» GIVEN RECORDS:
-.-.-

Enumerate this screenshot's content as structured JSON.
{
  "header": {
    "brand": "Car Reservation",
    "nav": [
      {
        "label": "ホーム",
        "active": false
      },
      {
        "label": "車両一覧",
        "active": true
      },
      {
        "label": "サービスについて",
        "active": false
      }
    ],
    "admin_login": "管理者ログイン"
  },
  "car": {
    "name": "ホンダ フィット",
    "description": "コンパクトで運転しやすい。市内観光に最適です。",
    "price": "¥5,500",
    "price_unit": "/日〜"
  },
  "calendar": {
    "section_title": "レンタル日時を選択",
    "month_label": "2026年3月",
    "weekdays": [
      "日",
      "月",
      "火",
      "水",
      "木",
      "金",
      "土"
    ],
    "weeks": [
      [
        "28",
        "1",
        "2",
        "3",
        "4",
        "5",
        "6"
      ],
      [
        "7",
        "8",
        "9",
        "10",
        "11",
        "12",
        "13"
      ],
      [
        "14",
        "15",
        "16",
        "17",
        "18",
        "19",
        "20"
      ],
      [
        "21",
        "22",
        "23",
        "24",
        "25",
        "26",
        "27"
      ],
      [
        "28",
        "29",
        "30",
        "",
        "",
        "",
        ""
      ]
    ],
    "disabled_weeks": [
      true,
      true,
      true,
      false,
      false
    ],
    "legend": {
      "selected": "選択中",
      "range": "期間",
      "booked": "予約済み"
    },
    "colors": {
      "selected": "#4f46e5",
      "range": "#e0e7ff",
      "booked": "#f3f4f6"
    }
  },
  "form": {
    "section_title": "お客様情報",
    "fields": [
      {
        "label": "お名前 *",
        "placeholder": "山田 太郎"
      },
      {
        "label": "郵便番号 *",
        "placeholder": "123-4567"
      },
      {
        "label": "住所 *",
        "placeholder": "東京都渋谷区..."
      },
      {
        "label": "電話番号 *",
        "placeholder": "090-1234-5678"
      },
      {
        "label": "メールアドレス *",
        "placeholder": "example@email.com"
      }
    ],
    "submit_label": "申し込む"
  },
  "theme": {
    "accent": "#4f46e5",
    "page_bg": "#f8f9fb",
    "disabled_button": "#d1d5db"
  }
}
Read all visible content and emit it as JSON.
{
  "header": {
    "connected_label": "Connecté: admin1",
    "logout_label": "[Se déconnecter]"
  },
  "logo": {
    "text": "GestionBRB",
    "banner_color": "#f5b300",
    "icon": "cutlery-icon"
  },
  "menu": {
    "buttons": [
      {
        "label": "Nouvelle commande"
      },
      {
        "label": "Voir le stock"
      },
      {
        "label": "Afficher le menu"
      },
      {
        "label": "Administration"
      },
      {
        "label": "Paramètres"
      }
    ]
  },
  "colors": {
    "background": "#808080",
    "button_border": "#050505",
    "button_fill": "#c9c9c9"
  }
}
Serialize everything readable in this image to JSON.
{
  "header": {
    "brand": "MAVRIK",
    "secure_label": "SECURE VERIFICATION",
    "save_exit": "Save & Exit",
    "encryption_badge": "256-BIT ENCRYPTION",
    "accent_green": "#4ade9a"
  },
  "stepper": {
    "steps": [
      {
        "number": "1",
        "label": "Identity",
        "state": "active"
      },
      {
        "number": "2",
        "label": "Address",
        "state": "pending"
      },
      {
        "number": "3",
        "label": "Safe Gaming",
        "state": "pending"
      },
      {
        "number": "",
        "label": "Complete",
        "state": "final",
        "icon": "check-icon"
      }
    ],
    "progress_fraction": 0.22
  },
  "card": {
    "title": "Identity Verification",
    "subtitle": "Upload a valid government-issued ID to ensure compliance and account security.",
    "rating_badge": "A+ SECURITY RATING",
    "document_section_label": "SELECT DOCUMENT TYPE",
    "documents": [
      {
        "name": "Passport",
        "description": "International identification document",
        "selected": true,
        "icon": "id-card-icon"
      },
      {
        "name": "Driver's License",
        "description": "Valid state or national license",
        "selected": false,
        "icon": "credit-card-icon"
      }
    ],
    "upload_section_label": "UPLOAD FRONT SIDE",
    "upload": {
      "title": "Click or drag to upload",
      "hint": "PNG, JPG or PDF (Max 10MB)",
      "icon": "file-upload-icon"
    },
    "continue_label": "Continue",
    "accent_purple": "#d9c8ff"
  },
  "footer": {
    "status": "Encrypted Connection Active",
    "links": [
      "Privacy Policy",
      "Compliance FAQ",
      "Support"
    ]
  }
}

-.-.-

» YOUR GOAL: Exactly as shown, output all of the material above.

» OUTPUT OF THE TASK:
Enumerate this screenshot's content as structured JSON.
{
  "header": {
    "brand": "Car Reservation",
    "nav": [
      {
        "label": "ホーム",
        "active": false
      },
      {
        "label": "車両一覧",
        "active": true
      },
      {
        "label": "サービスについて",
        "active": false
      }
    ],
    "admin_login": "管理者ログイン"
  },
  "car": {
    "name": "ホンダ フィット",
    "description": "コンパクトで運転しやすい。市内観光に最適です。",
    "price": "¥5,500",
    "price_unit": "/日〜"
  },
  "calendar": {
    "section_title": "レンタル日時を選択",
    "month_label": "2026年3月",
    "weekdays": [
      "日",
      "月",
      "火",
      "水",
      "木",
      "金",
      "土"
    ],
    "weeks": [
      [
        "28",
        "1",
        "2",
        "3",
        "4",
        "5",
        "6"
      ],
      [
        "7",
        "8",
        "9",
        "10",
        "11",
        "12",
        "13"
      ],
      [
        "14",
        "15",
        "16",
        "17",
        "18",
        "19",
        "20"
      ],
      [
        "21",
        "22",
        "23",
        "24",
        "25",
        "26",
        "27"
      ],
      [
        "28",
        "29",
        "30",
        "",
        "",
        "",
        ""
      ]
    ],
    "disabled_weeks": [
      true,
      true,
      true,
      false,
      false
    ],
    "legend": {
      "selected": "選択中",
      "range": "期間",
      "booked": "予約済み"
    },
    "colors": {
      "selected": "#4f46e5",
      "range": "#e0e7ff",
      "booked": "#f3f4f6"
    }
  },
  "form": {
    "section_title": "お客様情報",
    "fields": [
      {
        "label": "お名前 *",
        "placeholder": "山田 太郎"
      },
      {
        "label": "郵便番号 *",
        "placeholder": "123-4567"
      },
      {
        "label": "住所 *",
        "placeholder": "東京都渋谷区..."
      },
      {
        "label": "電話番号 *",
        "placeholder": "090-1234-5678"
      },
      {
        "label": "メールアドレス *",
        "placeholder": "example@email.com"
      }
    ],
    "submit_label": "申し込む"
  },
  "theme": {
    "accent": "#4f46e5",
    "page_bg": "#f8f9fb",
    "disabled_button": "#d1d5db"
  }
}
Read all visible content and emit it as JSON.
{
  "header": {
    "connected_label": "Connecté: admin1",
    "logout_label": "[Se déconnecter]"
  },
  "logo": {
    "text": "GestionBRB",
    "banner_color": "#f5b300",
    "icon": "cutlery-icon"
  },
  "menu": {
    "buttons": [
      {
        "label": "Nouvelle commande"
      },
      {
        "label": "Voir le stock"
      },
      {
        "label": "Afficher le menu"
      },
      {
        "label": "Administration"
      },
      {
        "label": "Paramètres"
      }
    ]
  },
  "colors": {
    "background": "#808080",
    "button_border": "#050505",
    "button_fill": "#c9c9c9"
  }
}
Serialize everything readable in this image to JSON.
{
  "header": {
    "brand": "MAVRIK",
    "secure_label": "SECURE VERIFICATION",
    "save_exit": "Save & Exit",
    "encryption_badge": "256-BIT ENCRYPTION",
    "accent_green": "#4ade9a"
  },
  "stepper": {
    "steps": [
      {
        "number": "1",
        "label": "Identity",
        "state": "active"
      },
      {
        "number": "2",
        "label": "Address",
        "state": "pending"
      },
      {
        "number": "3",
        "label": "Safe Gaming",
        "state": "pending"
      },
      {
        "number": "",
        "label": "Complete",
        "state": "final",
        "icon": "check-icon"
      }
    ],
    "progress_fraction": 0.22
  },
  "card": {
    "title": "Identity Verification",
    "subtitle": "Upload a valid government-issued ID to ensure compliance and account security.",
    "rating_badge": "A+ SECURITY RATING",
    "document_section_label": "SELECT DOCUMENT TYPE",
    "documents": [
      {
        "name": "Passport",
        "description": "International identification document",
        "selected": true,
        "icon": "id-card-icon"
      },
      {
        "name": "Driver's License",
        "description": "Valid state or national license",
        "selected": false,
        "icon": "credit-card-icon"
      }
    ],
    "upload_section_label": "UPLOAD FRONT SIDE",
    "upload": {
      "title": "Click or drag to upload",
      "hint": "PNG, JPG or PDF (Max 10MB)",
      "icon": "file-upload-icon"
    },
    "continue_label": "Continue",
    "accent_purple": "#d9c8ff"
  },
  "footer": {
    "status": "Encrypted Connection Active",
    "links": [
      "Privacy Policy",
      "Compliance FAQ",
      "Support"
    ]
  }
}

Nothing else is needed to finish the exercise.